EXERCISE: Count how many lines in the entries below hold the string "Watches", and respond with that number only.
*** Opening of ENTRIES PROVIDED ***
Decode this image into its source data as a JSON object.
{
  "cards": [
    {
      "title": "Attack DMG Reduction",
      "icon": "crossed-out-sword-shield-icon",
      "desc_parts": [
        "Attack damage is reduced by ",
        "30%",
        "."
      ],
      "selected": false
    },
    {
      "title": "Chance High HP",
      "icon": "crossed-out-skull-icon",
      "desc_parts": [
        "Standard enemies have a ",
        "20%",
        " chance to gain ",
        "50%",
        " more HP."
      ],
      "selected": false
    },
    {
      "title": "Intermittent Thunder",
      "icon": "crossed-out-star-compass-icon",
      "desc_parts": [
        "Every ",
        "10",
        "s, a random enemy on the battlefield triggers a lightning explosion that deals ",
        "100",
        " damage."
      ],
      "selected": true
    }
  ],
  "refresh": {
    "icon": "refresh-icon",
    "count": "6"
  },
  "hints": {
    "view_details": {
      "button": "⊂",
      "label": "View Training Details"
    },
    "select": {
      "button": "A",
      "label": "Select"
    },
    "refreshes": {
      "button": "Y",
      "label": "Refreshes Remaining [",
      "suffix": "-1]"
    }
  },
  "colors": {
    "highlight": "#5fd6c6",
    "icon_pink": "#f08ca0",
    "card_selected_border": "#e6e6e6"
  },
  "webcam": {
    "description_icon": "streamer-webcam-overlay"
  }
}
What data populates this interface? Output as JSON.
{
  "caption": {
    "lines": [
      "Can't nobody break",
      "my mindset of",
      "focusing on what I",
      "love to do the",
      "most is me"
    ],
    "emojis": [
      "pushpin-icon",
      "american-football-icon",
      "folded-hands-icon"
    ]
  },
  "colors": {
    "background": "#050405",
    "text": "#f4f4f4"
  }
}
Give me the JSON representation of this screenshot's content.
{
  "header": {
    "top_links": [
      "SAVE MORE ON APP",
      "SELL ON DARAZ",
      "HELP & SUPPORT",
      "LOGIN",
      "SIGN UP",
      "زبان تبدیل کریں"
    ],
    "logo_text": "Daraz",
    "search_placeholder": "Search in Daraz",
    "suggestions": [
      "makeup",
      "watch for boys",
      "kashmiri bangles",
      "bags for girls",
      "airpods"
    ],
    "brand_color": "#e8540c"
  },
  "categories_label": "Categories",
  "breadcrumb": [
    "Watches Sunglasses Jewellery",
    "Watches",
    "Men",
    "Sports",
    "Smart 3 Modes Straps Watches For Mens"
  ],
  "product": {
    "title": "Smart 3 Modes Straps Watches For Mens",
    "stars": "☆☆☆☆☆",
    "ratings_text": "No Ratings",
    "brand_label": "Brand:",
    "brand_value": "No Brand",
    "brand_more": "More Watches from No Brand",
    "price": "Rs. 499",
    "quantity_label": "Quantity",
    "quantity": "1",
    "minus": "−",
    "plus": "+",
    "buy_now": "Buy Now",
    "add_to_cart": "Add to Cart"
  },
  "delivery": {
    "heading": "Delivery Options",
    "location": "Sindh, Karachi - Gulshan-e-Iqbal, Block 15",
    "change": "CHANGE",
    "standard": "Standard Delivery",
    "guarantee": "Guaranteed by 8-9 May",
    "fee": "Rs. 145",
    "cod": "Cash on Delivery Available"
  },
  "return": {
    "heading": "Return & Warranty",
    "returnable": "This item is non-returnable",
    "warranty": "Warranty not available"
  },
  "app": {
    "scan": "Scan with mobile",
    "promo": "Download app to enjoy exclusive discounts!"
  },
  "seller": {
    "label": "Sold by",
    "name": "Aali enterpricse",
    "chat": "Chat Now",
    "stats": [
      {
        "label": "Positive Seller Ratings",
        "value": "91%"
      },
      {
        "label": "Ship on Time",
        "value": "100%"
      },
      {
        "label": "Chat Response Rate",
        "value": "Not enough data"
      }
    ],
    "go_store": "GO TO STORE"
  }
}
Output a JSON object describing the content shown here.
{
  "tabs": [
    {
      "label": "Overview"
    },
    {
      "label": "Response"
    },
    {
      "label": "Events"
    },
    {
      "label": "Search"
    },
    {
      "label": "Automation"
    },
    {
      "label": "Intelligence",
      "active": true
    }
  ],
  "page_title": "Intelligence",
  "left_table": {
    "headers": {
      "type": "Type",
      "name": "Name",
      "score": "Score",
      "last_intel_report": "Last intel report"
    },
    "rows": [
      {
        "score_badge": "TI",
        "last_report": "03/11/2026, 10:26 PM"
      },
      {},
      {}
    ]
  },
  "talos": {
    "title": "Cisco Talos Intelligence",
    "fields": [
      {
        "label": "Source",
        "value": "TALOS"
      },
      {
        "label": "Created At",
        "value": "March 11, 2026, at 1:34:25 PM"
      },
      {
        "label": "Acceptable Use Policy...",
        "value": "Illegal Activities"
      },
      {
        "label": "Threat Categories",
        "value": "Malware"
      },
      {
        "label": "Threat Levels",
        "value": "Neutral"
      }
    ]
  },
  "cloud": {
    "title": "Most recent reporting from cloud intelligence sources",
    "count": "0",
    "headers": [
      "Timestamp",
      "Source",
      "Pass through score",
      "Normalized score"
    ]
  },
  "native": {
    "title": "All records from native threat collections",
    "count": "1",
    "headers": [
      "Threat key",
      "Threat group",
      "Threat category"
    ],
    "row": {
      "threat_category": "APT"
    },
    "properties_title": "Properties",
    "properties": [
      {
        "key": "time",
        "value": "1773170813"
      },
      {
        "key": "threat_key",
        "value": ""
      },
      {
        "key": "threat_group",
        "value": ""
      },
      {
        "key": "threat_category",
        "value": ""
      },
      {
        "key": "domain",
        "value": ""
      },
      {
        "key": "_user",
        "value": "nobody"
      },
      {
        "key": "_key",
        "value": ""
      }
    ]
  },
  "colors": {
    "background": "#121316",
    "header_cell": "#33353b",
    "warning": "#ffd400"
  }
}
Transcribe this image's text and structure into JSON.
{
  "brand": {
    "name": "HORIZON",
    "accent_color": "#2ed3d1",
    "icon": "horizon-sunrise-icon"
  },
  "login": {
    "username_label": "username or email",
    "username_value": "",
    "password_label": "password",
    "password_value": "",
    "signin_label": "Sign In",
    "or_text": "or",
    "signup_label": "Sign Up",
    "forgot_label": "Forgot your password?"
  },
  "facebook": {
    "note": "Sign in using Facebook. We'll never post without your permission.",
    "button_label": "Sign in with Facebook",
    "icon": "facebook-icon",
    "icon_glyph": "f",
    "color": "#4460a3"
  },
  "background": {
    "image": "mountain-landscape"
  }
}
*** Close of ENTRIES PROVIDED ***
EXERCISE RESULT: 5